This year’s Site Solution Summit, a virtual event, was all about remote monitoring. Here’s what I learned:
1. Remote, or “virtual”, monitoring is here to stay.
Several sponsors and CROs stated that they have modified, or are in process of modifying, their SOPs to enable remote monitoring. Even after the pandemic ends, many sponsors intend to continue incorporating remote monitoring, as a complement to, or in partial replacement of, on-site monitoring. Even before the pandemic, the adoption of risk-based monitoring laid the groundwork for this transition, as sponsors could be more flexible in adopting varied monitoring techniques.
2. Sponsors will utilize site technologies already in place.
Sponsors are willing to respect the workflows and technologies adopted by many sites. While some are considering offering eSource/eRegulatory technologies to their sites, none are planning to mandate that sites already using their own technology platform switch over. Every sponsor and CRO representative that spoke was aware of the trend towards technology adoption by research sites, and willing to work within the remote monitoring capability of that technology. This is in stark contrast to three years ago, when many sponsors were just starting to learn about the trend toward site adoption of eSource.
3. While trials will become more de-centralized, they are still centered around local sites.

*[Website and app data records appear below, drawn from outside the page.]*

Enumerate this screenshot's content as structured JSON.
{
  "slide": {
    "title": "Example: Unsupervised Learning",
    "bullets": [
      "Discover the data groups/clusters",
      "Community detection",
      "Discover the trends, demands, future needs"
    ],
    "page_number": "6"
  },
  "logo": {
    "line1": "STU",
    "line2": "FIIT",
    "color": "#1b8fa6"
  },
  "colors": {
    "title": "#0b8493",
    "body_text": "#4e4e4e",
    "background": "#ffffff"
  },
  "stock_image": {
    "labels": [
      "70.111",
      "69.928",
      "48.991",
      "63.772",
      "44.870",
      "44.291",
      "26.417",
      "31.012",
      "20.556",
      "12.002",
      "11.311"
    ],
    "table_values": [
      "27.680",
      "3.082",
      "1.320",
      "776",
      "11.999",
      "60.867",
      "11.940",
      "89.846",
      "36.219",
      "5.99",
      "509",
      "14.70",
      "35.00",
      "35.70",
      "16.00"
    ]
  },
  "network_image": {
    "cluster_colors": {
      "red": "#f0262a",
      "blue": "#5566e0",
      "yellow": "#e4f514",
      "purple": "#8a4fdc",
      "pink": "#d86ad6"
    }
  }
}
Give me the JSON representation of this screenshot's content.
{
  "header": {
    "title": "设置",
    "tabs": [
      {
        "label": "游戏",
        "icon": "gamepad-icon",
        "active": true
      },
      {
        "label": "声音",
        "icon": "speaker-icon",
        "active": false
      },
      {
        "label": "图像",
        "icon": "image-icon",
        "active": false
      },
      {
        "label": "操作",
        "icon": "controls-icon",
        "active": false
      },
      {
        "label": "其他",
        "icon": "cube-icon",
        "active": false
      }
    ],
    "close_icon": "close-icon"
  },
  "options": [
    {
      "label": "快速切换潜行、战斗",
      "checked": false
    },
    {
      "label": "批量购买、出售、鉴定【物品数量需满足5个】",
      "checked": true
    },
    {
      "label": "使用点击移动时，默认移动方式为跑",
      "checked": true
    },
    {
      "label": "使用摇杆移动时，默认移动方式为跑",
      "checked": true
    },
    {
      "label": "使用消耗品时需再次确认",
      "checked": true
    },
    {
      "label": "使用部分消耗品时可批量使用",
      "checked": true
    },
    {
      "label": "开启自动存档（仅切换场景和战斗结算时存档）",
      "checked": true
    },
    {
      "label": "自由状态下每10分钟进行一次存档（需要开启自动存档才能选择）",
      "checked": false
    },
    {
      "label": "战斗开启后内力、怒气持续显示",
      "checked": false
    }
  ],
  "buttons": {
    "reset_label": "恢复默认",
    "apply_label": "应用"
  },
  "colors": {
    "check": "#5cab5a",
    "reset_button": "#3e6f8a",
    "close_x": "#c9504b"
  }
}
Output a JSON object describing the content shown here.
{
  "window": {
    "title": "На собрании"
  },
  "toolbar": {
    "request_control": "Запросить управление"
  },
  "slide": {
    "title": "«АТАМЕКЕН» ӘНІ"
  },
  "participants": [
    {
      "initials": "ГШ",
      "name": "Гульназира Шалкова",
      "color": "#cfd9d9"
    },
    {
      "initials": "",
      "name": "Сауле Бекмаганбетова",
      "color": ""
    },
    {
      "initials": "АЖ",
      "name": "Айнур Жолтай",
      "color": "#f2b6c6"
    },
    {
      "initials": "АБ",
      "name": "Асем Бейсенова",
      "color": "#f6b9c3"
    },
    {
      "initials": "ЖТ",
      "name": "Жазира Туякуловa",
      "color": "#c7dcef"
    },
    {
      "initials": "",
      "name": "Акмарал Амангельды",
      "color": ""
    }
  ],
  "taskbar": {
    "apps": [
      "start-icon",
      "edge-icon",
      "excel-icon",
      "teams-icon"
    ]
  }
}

Truly direct-to-patient is still a long way off. While a lot of protocols will adopt more at-home options for patients, the vast majority will continue to require local PI oversight. Hybridized trials, involving a combination of in-clinic and remote procedures, is likely the future direction of research.
4. Trials will get more complicated, not less.
Ken Getz, founder & board chair at CISCRP, ended the summit with a great recap of the trends, then pointed out that the increase in the virtual component of clinical trials will make research more, not less, complicated. Hybridized trials mean that some procedures will be done in-clinic while others remotely; sites and mobile research units will have to collaborate to deliver services to the patient; and new logistics for drug delivery and remote procedures have to be implemented. All this complexity could exacerbate the long-running trend towards more complex protocol design and longer timelines to market.
From CRIO’s perspective, these are encouraging trends, with some challenges. We’ve always believed that the key to streamlining clinical research is through great site-centered technology, since sites own the responsiblity of recruiting patients and collecting data. Still, there’s one overarching question, raised by several participants throughout the sessions:
Will all these new technologies work together?
In other industries, it’s not unusual to have a plethora of software options, with integrated workflows enabled by a common communication framework. The clinical research industry already has a standard set of communication protocols, known as CDISC. To date, while many vendors have adopted CDISCS and have API’s of some kind, the industry at this point is nowhere near true inter-operability. But as trials become more complex, more workflows become remote, and sponsor and site technologies flourish, the natural question is whether, when, and how these technologies will begin to communicate with each other seamlessly.
I remain optimistic that the industry will head towards inter-operability. At CRIO, we certainly have our work cut out for us, but we’re committed to inter-operability and will be investing towards that goal over the coming years.